We have updated this article since it was originally published to include photos and a statement from Disney.
It is with a heavy heart and many fond memories of extreme kindness that we share with you the passing of Auntie Kau’i Brandt. Auntie had shared smiles and culture with thousands of guests since 1971 when she helped to open Disney’s Polynesian Resort. In 1932 at home in Pearl City, Hawaii, Auntie was born to thundering overhead with masses of lightning. Her Grandmother named her Kau’ihealani, which meant “Thundering Voice of Heaven.” Later, she added Anake, which means “Auntie” in Hawaiian.
Anake (Auntie) Kau’i Brandt saw the invasion of Pearl Harbor from her roof as a child, when her mom scolded her that war was starting and to come inside. She remembers the difficulty she had as her friends were taken from her and imprisoned, as the war ended and the island rebuilt. Kau’i began casual hula lessons at age 6 and continued to teach them to her children, grandchildren and Disney guests even in recent years. She remembers when her boss in Waikiki told her to go with Disney talent scouts and advise them on the opening of a new Disney Resort. She told the Orlando Sentinel that she was hesitant to go because she had heard, “once you leave Hawaii, you never go back.” She shook her head with a sad laugh in 2014 that it really was true, and she was working to keep Hawaiian culture alive and to share it with others. Auntie had an 83rd birthday party in 2015, making her around 88 years old at her passing.
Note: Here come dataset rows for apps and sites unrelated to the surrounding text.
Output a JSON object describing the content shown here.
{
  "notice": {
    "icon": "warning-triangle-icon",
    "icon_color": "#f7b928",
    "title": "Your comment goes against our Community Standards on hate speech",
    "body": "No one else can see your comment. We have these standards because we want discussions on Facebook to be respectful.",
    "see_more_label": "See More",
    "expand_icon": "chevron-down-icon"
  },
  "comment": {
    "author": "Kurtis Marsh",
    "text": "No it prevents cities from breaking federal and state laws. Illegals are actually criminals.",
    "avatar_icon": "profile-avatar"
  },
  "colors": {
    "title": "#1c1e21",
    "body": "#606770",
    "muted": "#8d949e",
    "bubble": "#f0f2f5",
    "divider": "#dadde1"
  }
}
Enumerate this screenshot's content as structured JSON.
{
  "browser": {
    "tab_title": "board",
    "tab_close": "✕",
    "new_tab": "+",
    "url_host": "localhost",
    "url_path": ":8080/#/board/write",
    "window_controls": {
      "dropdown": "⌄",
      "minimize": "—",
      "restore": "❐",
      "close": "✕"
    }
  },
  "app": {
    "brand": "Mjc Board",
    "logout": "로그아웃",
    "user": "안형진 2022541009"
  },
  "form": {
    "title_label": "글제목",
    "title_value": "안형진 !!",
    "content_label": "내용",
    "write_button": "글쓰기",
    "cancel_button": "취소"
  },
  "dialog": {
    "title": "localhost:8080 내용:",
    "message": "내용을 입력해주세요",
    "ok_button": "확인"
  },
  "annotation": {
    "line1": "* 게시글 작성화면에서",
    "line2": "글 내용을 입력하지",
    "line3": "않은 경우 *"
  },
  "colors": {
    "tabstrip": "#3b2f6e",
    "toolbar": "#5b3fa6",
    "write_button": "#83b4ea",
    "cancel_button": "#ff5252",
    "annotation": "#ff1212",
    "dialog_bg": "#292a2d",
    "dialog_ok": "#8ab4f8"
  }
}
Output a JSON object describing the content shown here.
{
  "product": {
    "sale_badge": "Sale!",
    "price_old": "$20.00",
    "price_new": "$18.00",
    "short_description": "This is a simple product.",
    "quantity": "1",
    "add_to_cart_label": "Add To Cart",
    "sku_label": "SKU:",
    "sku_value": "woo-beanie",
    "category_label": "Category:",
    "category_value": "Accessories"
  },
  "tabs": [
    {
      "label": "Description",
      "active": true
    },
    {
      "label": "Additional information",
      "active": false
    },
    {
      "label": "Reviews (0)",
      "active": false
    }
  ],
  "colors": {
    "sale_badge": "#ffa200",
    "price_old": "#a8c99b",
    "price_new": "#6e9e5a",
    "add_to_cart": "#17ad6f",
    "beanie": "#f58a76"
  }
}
While Disney has confirmed her death to Inside the Magic via phone on 1/10/20, this editor shared tears with the Cast Member on the phone.
Disney Parks Blog Reports, “The day after she passed, Walt Disney World Resort President Josh D’Amaro visited her home resort with Thomas Mazloum, senior vice president of Resorts and Transportation. Together with cast members of Disney’s Polynesian Village Resort, they gathered at sunset to remember their longtime friend in Hawaiian and English and song.”
Auntie Kau’i Memorial Page
Auntie Kau’i has had many fan pages over the years. When you met her, you saw kind eyes and a soul that focused on you in that moment. She would take your hand or offer you some beautiful Hawaiian phrases to share with your friends and family. Many Walt Disney World Resorts Guests have felt that kindness, and are sharing their sorrow together on social media. Yvonne M. McGreevy shared a memorial notice with her friends.
The big online Facebook fan club announced just a few hours before this article was written, confirming the death of Auntie the previous night. There has been no mention of the cause of death, only sharing of stories and love for their Auntie.
Our Ti Leaf Lei from Auntie
When I last met Auntie Kau’i, she sat serenely at a small table covered in leaves, flowers, and strings in the Great Ceremonial House of Disney’s Polynesian Resort. With another Cast Member, she deftly wove flowers and Ti Leaves together, creating traditional circlet Leis as well as the open style from Ti leaves, worn historically by men. Though my family tried to make a beeline out of the BouTiki to end our vacation, her blue Disney Legacy name tag caught my eye as we approached. She was the famous Auntie! I called her name as dearly as though we were related, and she looked up with a smile and a warm, “Aloha!” I leaned over her table to tell her what beautiful work she was doing and how really lovely everything was. The fragrance was enchanting.
We were walking out to catch our Magical Express bus, but I asked if I might shake her hand goodbye. Instead, she called to the Cast Member next to her to hand over a Ti Leaf lei that was for sale on the table. He scoffed a little, but handed it over nevertheless as she gently fussed to him. Without hesitating, Auntie placed the Ti Leaf Lei over my son’s shoulders. She insisted to my son that he take it on his journey and it would bring him luck. I teared up at the thoughtful, worthy present. I hugged her and thanked her for her kindness. She smelled of tropical flowers.
When we got home, I took the sap-oozing Ti leaves off my son, drooping nearly to his knees on his elementary-aged stature. We had a round wooden curtain rod extending from fishing-net printed curtains in his ocean themed room. I gently hung it to dry, much like I had waited on my wedding bouquet roses to freeze still in time. That was nearly 2 years ago.
The gift that Auntie sent us off with still hangs in our house, and I look at it each time I enter my son’s room. It was a gift made with love and handed to a complete stranger as a thoughtful way to send them on a journey. It shocked me that she gave it to us, as it took a long time to make and was worth so much. I find that now, years later and with Auntie’s death, it is worth more and more. I wish I had the chance to see her dance when I stayed at Disney, and have found myself searching for videos of her this week. Aloha, Auntie; it was such an honor to meet you.
KOLOHE AUNTIE KAU'I dancing the KOLOHE DANCE, MAUNA LOA!!!
Posted by Kanoe Kaye on Wednesday, November 16, 2016
Ever-popular “train conductor” Richard Gerth passed a few years ago well. Disney treasures like Richard and Auntie don’t come around often.